in RREF via different sequences of elementary row operations.
We want to show that \(B = C\).

First, note that the homogeneous systems \(Bx = 0\) and \(Cx = 0\) must
have the same solutions as \(Ax = 0\).

Suppose that the
earliest column at which \(B\) and \(C\) differ is column \(i\).
Because \(B\) and \(C\) are in RREF,
\(B_i\) (column \(i\) of \(B\)) and \(C_i\) cannot both be pivot columns.
Without loss of generality, we may assume that \(C_i\) is not a pivot column.
Hence, \(x_i\) is a free variable in \(Cx = 0\).
Now, solving for \(x\) in \(Cx = 0\) after
setting \(x_i = 1\) and all the remaining free variables to \(0\),
we obtain a solution \(x'\) such that \(x'_i = 1\) and \(x'_j = 0\)
for all \(j \gt i\).
Since \(Cx' = 0\) and \(B_j = C_j\) for \(j = 1,\ldots,i-1\),
we have
\[Bx' = Bx' - Cx' =
\sum_{j=1}^n B_jx'_j-\sum_{j=1}^n C_jx'_j =
\sum_{j=1}^n (B_j-C_j)x'_j =
\sum_{j=1}^i (B_j-C_j)x'_j =
(B_i - C_i)x'_i = B_i - C_i \neq 0.\]
So \(x'\) is not a solution of \(Bx = 0\),
contradicting that \(Bx = 0\) and \(Cx = 0\) have the same solutions.

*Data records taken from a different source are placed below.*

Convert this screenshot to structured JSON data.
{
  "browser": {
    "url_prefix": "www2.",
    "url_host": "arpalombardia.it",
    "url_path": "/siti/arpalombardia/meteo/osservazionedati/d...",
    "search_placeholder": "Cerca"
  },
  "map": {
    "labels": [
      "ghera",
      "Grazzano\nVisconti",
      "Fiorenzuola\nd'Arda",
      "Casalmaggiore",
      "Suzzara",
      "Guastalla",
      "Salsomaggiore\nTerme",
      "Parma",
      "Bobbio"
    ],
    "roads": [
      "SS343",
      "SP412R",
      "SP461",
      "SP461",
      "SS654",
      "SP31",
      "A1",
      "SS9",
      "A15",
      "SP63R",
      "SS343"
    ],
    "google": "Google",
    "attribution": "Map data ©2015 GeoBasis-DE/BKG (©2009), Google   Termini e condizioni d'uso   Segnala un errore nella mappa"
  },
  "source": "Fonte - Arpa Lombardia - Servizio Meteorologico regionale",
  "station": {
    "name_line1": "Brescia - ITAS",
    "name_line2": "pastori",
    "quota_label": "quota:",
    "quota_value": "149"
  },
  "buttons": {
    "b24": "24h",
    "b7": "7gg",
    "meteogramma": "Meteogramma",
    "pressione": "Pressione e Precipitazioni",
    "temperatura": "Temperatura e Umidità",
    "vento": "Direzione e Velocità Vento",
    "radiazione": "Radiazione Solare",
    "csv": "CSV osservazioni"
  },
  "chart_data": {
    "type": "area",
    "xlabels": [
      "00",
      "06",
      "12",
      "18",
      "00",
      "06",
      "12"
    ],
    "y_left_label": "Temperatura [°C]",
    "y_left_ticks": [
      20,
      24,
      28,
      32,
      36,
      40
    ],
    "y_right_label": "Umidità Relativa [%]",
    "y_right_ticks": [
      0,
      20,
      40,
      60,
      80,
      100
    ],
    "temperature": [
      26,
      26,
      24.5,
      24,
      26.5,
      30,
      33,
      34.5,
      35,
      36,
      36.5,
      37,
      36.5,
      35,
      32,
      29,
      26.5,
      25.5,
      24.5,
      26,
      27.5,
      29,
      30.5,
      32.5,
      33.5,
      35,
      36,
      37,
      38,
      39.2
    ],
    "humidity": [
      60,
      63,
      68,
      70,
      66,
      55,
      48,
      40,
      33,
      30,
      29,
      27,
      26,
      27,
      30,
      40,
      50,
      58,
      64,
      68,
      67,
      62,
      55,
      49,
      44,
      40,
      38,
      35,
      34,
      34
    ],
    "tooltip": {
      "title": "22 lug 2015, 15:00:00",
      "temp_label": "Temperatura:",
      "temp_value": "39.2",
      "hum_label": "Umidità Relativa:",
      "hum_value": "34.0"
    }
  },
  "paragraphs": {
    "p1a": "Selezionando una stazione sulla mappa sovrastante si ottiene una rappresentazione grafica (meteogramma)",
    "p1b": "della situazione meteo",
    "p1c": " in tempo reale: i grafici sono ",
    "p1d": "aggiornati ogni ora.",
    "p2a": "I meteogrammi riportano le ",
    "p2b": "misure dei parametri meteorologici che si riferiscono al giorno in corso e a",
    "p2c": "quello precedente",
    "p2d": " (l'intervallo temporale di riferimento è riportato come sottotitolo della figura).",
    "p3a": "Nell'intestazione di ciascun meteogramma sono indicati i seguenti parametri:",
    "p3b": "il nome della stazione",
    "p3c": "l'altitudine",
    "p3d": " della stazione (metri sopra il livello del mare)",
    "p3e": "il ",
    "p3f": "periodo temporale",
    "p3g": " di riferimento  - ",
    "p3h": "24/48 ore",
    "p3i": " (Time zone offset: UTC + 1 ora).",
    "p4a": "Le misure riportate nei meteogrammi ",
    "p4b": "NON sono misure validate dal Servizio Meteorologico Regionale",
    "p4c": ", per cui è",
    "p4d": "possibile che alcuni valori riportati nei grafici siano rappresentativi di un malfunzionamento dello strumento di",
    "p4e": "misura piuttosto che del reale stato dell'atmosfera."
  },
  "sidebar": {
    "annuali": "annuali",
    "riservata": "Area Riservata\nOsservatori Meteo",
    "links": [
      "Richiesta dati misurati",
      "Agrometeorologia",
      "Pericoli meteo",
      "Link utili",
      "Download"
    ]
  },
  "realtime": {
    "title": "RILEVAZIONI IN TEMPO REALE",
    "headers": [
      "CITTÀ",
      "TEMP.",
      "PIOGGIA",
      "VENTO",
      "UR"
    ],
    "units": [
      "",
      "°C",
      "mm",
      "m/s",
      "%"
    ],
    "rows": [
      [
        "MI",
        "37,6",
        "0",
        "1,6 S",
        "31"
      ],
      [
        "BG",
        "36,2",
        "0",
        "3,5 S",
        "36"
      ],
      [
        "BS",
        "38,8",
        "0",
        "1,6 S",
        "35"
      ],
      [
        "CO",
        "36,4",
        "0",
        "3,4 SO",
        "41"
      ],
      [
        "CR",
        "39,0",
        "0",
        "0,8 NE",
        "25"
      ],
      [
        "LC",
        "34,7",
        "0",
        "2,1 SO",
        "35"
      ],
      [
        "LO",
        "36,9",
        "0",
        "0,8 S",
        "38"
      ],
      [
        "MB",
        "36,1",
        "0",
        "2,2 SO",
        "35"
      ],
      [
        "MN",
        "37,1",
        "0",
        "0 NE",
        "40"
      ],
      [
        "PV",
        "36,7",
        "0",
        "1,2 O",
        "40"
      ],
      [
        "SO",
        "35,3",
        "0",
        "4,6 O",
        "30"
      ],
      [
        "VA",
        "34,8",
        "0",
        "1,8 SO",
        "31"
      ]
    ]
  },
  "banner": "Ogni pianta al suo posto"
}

(The above proof is an example of a minimality argument.
Choosing the smallest column index \(i\) at which the two matrices differ
allows us to ignore the rest of the matrices. The technique is often
useful in proving counterexamples cannot exist by considering a smallest
counterexample and arriving at a contradiction.)